“This is a vital set of proposals that will deliver significant gains for the Australian community,” Australian Information Commissioner and Privacy Commissioner Angelene Falk said.

“With increasing use of high impact technologies, it is critical that these reforms proceed as a priority alongside other key initiatives that rely on a strong privacy foundation such as the Australian Cyber Security Strategy and Digital ID framework.”

The OAIC's Australian Community Attitudes to Privacy Survey makes clear the high priority Australians place on having the right legislative framework in place to hold regulated entities to account for the way they handle personal information. The survey found 89% of Australians would like to see government pass more legislation that protects their personal information.
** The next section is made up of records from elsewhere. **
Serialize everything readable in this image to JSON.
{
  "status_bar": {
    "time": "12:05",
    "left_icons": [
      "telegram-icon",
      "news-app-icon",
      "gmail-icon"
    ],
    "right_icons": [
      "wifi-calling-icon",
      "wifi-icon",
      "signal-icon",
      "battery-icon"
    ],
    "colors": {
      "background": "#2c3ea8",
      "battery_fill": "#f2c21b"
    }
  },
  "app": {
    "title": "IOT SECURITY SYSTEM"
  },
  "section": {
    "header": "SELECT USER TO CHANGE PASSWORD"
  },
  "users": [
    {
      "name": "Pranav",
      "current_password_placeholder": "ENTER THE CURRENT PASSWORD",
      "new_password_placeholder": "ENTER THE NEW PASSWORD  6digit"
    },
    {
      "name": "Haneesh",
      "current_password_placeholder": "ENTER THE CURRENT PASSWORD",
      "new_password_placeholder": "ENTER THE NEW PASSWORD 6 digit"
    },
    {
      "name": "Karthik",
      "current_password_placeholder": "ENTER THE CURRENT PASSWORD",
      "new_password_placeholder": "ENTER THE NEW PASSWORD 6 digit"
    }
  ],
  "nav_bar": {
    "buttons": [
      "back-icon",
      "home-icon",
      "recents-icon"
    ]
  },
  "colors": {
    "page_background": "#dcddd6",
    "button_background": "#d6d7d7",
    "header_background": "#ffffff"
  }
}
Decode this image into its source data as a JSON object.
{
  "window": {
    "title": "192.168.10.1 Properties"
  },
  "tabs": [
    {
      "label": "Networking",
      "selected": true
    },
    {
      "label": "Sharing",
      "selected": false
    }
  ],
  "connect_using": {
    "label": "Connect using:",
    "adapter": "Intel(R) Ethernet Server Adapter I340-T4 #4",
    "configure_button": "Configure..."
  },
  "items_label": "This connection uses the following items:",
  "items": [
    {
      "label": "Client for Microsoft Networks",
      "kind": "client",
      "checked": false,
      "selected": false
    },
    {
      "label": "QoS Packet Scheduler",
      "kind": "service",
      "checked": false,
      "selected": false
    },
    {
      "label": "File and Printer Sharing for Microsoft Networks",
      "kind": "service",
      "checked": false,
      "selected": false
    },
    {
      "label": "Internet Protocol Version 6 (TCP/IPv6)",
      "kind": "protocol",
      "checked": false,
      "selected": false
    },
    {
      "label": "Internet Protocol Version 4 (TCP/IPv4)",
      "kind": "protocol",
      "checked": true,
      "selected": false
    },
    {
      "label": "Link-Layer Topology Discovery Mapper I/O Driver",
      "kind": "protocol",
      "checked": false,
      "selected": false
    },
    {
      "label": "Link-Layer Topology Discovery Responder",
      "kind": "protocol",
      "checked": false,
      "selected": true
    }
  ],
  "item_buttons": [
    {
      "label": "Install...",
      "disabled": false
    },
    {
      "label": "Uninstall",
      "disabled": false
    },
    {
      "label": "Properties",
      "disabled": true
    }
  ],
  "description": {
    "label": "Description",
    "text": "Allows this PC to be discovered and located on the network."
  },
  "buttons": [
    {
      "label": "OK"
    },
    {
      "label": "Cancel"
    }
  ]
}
“As the privacy regulator, it is pleasing to see support for the positive obligation that personal information handling is fair and reasonable, as a new keystone of the Australian privacy framework,” Commissioner Falk said.

“This is the most significant change to the Privacy Act in decades, and will require organisations to ensure that their practices are fair and reasonable in the first place.

“This will provide confidence to the Australian community that like a safety standard, privacy must be built into products and services from start.

“Key developments include enabling individuals to exercise new privacy rights and take direct action in the courts if their privacy is breached. These initiatives reflect the baseline privacy rights expected by our community.”

Reforms will also provide a greater range of enforcement powers to the OAIC, establish stronger privacy protections for children and enhance requirements in relation to the security of personal information and its destruction when it is no longer needed.

“As privacy regulator, the provision of tools and support will increase the OAIC’s ability to take regulatory action on behalf of the Australian people in a flexible and proportionate way, and to identify systemic privacy issues,” Commissioner Falk said.

There are a number of proposals that are subject to consultation and developing sufficient impact strategies before legislation is finalised, including changes to the small business exemption and the employee records exemption.

“We support the removal of these exemptions and acknowledge that it is important to engage with the business community so that we can fully understand and assist with their transition. The OAIC stands ready to support small businesses to make their compliance with privacy requirements easy,” Commissioner Falk said.

The Australian Government will consult with stakeholder groups before drafting further legislation to go before Parliament in 2024. The OAIC is well prepared and committed to lending its expertise to the next phase of this ambitious reform.

The proposed privacy reforms follow the passing in November 2022 of the Privacy Legislation Amendment (Enforcement and Other Measures) Bill 2022, which introduced significantly increased penalties for serious and repeated privacy breaches and greater powers for the OAIC to resolve breaches.